If you’re a teacher, you probably already know that your students learn best in different ways. It might seem obvious; everyone is unique, so of course we don’t all learn in the same way!
There are many different theories around learning styles, but one of the most supported is VARK, made popular by Neil Fleming. (1) VARK is an acronym that stands for the four learning styles included in this theory: visual, auditory, read/write and kinaesthetic. According to the VARK theory, every person has a preference for one of these learning styles.
These students prefer taking in new information by looking at images, videos, maps, diagrams, and other graphic organizers. They might also learn well by drawing their own pictures or diagrams, and often benefit from making mind maps to explore their thought process. Assignments that include drawing, creating diagrams, or other visual information are ideal for these learners.
Auditory or aural learners
As the name suggests, listening is key for these learners. They generally prefer face-to-face discussions (either one-to-one or in a group), lectures, or podcasts. Even videos can be useful, as long as they’re narrated well. They often struggle with reading and writing tasks, and benefit from revising by saying things out loud. Presentations or discussions are preferred assignments for auditory learners.
Students with this learning style thrive in traditional learning environments. They prefer learning through reading articles, textbooks, manuals, and so on, and they benefit from taking notes and reading the notes back over again. When it comes to assignments, they will usually prefer essays and reports.
Some have argued that read/write learners could be considered visual learners, but neuroscience research has shown that visual learners who cope well with reading tasks do so because they convert words into images in their mind. (2) In other words, visual learners and read/write learners use different techniques to understand words on a page.
These students like hands-on, active learning. When faced with a new task or problem, they don’t just read or listen to instructions. Instead, they learn best by doing. The key thing for these learners is to get involved by participating in experiments, projects, and other interactive activities. Practical assignments suit these learners best – for example building a model!
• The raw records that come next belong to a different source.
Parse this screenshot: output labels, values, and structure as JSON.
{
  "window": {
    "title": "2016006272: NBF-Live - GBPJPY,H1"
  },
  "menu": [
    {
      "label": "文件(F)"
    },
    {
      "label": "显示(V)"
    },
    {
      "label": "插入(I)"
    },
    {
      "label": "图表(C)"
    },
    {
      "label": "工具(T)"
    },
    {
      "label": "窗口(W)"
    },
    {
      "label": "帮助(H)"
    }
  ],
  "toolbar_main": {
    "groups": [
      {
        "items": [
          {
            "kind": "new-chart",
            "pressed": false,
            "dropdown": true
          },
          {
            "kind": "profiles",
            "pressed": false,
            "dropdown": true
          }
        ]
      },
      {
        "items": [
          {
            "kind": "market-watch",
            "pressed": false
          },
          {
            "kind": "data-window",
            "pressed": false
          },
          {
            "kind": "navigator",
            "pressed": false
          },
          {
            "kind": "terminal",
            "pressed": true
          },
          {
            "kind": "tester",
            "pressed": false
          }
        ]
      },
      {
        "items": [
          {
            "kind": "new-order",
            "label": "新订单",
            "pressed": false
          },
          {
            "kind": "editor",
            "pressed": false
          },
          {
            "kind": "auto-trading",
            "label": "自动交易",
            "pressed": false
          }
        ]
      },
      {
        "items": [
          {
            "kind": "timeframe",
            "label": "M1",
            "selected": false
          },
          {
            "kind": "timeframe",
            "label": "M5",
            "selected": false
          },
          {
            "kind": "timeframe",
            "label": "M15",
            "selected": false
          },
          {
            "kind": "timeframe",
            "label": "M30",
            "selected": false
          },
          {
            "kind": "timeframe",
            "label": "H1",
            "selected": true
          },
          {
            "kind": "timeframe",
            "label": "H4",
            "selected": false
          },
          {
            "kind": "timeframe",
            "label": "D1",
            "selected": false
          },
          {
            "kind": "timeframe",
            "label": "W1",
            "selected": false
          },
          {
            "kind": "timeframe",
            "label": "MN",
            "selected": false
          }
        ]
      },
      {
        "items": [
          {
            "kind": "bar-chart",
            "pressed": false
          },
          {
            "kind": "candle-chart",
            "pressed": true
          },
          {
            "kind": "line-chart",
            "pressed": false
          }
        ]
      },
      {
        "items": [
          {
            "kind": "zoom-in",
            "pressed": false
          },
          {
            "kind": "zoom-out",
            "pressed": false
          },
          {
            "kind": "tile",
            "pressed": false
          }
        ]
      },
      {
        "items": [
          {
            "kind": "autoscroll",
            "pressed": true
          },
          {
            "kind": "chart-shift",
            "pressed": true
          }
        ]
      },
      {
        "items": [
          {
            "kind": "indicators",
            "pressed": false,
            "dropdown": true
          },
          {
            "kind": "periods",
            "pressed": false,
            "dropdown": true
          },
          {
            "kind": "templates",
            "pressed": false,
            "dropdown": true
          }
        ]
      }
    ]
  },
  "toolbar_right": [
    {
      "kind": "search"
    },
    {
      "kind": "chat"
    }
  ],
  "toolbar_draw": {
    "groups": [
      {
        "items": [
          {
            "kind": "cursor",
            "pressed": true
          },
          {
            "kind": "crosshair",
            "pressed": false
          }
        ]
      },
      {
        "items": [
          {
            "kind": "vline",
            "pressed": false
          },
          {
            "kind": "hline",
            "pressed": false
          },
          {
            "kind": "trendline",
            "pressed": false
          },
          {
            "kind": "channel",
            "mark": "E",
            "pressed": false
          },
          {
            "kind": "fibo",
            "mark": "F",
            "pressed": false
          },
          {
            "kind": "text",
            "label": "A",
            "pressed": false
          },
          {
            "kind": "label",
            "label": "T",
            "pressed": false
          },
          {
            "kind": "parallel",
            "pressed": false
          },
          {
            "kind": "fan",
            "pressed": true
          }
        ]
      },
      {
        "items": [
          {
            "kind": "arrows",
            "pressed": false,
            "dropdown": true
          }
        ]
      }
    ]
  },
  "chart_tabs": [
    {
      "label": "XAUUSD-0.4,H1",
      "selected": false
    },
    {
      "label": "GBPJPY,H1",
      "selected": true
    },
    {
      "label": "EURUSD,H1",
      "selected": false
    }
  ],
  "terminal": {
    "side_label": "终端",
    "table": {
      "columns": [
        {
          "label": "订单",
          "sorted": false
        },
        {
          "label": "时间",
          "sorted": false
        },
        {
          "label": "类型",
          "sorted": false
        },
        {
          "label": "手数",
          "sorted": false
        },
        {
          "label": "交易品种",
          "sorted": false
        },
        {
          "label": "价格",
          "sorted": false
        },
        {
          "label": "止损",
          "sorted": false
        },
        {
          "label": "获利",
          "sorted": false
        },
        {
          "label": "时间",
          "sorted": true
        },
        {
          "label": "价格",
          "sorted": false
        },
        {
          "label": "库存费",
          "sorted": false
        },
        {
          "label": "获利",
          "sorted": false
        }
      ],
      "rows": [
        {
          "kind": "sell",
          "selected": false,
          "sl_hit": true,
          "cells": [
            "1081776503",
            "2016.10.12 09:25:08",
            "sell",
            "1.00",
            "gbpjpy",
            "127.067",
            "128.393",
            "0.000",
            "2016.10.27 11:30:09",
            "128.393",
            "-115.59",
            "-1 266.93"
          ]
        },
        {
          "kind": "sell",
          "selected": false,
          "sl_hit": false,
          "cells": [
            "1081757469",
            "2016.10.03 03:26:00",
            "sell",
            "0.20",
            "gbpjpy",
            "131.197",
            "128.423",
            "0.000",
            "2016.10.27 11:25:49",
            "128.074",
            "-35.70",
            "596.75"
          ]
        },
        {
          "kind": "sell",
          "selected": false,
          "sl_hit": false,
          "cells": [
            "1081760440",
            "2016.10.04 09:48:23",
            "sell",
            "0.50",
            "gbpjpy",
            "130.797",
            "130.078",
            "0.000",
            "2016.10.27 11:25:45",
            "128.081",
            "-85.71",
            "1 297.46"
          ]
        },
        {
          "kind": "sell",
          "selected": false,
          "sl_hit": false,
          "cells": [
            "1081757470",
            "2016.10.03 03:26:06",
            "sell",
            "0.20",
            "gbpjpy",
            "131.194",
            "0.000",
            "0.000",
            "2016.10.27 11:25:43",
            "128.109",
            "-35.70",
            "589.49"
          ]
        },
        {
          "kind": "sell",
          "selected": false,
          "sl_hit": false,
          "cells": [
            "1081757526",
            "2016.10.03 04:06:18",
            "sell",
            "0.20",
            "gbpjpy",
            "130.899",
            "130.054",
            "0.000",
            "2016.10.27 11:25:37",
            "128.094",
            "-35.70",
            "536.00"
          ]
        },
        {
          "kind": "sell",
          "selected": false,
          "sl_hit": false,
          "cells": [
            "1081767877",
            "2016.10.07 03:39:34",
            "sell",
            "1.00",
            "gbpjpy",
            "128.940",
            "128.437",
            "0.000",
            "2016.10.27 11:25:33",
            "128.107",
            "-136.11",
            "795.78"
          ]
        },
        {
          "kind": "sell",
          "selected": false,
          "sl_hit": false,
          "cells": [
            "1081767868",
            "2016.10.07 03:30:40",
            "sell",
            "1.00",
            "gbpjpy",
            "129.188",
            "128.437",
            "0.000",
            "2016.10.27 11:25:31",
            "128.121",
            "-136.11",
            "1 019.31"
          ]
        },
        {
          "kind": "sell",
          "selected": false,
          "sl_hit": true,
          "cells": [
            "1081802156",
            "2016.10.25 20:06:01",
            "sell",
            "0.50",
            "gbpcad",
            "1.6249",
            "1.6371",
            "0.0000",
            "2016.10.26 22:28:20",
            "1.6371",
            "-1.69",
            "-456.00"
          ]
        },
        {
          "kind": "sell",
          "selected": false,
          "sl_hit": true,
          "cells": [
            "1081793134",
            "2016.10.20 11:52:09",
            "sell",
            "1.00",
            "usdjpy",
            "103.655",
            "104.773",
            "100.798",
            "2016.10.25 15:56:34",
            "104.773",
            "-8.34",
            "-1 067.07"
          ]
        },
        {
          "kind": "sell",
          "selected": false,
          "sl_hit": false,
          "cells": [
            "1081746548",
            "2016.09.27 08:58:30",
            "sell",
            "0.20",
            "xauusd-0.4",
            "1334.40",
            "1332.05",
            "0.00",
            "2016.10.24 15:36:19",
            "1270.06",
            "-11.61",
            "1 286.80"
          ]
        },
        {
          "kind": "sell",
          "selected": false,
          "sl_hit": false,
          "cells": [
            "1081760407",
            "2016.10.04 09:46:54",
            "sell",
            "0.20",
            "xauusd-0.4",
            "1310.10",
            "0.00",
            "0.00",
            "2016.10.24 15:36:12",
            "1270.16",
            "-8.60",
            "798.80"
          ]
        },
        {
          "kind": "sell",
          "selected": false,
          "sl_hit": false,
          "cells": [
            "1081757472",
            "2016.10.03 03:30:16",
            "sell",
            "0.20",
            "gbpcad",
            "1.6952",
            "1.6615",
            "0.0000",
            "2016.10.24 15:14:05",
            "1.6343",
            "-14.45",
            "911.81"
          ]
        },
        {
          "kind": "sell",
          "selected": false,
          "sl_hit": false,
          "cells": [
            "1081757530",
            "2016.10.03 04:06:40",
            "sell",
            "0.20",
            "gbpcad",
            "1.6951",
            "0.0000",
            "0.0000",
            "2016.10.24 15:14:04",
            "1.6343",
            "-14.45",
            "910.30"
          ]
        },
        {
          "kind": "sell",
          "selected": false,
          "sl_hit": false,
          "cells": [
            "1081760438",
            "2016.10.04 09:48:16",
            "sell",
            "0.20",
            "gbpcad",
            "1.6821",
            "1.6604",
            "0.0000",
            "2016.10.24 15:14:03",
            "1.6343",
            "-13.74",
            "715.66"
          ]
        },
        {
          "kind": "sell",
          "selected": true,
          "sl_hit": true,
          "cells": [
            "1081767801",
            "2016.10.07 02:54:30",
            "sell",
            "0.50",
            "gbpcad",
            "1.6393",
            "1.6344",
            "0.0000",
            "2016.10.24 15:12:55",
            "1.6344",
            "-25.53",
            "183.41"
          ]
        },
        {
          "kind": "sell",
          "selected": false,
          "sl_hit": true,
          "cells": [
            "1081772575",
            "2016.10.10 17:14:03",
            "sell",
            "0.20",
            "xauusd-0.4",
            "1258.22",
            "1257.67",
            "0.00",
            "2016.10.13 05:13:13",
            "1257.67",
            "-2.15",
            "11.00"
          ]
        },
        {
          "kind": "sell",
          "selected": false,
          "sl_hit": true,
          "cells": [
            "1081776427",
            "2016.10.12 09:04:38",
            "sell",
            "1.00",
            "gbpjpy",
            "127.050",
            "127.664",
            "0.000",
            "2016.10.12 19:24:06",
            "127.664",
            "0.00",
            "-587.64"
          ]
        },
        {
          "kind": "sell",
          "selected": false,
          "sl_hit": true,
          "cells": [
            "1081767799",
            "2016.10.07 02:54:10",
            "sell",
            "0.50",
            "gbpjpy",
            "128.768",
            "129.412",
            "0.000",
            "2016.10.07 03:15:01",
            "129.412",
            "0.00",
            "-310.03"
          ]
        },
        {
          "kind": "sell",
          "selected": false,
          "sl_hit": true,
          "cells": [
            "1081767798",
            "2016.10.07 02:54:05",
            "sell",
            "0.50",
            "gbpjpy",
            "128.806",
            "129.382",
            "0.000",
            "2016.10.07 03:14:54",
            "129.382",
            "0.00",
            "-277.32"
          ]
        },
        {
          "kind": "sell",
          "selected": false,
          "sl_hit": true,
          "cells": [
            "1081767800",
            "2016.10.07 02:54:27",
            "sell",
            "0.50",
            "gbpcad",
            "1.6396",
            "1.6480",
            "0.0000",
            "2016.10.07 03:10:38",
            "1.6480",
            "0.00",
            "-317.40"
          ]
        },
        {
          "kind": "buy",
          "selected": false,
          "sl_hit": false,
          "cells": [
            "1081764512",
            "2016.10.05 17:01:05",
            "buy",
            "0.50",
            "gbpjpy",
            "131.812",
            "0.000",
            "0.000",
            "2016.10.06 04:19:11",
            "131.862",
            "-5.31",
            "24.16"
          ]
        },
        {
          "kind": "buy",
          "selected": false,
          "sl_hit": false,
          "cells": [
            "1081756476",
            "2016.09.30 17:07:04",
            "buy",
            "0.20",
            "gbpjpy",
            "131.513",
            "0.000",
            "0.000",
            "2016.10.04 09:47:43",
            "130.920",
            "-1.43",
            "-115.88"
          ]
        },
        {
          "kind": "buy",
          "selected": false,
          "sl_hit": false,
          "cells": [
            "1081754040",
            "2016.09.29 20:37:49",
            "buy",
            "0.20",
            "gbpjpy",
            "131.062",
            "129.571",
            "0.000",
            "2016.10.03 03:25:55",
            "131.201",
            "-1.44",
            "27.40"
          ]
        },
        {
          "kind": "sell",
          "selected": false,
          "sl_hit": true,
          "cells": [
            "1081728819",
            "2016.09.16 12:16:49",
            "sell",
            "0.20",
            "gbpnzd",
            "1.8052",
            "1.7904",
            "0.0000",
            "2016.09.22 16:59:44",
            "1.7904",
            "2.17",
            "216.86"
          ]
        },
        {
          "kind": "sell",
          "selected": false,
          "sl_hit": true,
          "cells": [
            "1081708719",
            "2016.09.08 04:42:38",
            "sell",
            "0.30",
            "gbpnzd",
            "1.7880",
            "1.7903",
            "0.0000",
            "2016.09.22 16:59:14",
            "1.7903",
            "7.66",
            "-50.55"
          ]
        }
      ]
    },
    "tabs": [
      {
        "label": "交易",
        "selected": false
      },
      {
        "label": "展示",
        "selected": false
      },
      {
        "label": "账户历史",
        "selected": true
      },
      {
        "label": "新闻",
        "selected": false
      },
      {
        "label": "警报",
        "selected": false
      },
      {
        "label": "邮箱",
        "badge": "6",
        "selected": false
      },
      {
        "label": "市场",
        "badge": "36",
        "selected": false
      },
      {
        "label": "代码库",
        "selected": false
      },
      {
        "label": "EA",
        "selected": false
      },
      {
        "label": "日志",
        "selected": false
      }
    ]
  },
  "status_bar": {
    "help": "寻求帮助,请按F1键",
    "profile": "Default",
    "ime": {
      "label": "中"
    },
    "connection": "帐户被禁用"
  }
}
How do you cater for everyone?
These descriptions are, of course, very generalized. Most students have a preference for one learning style, but many thrive through a combination of learning approaches. When teaching a whole class of thirty-odd students and just as many learning styles, the important thing is to make your lessons varied. Combine reading and writing tasks with documentaries, group discussions, and practical activities. Use instructional texts that also include images, and when you’re verbally explaining something, display some pictures or diagrams. There are endless opportunities!
- Leite, Walter L.; Svinicki, Marilla; Shi, Yuying (April 2010). “Attempted validation of the scores of the VARK: learning styles inventory with multitrait–multimethod confirmatory factor analysis models”. Educational and Psychological Measurement. 70 (2): 323–339.
- Kraemer, David J. M.; Rosenberg, Lauren M.; Thompson-Schill, Sharon L. (March 2009). “The neural correlates of visual and verbal cognitive styles”. The Journal of Neuroscience. 29 (12): 3792–3798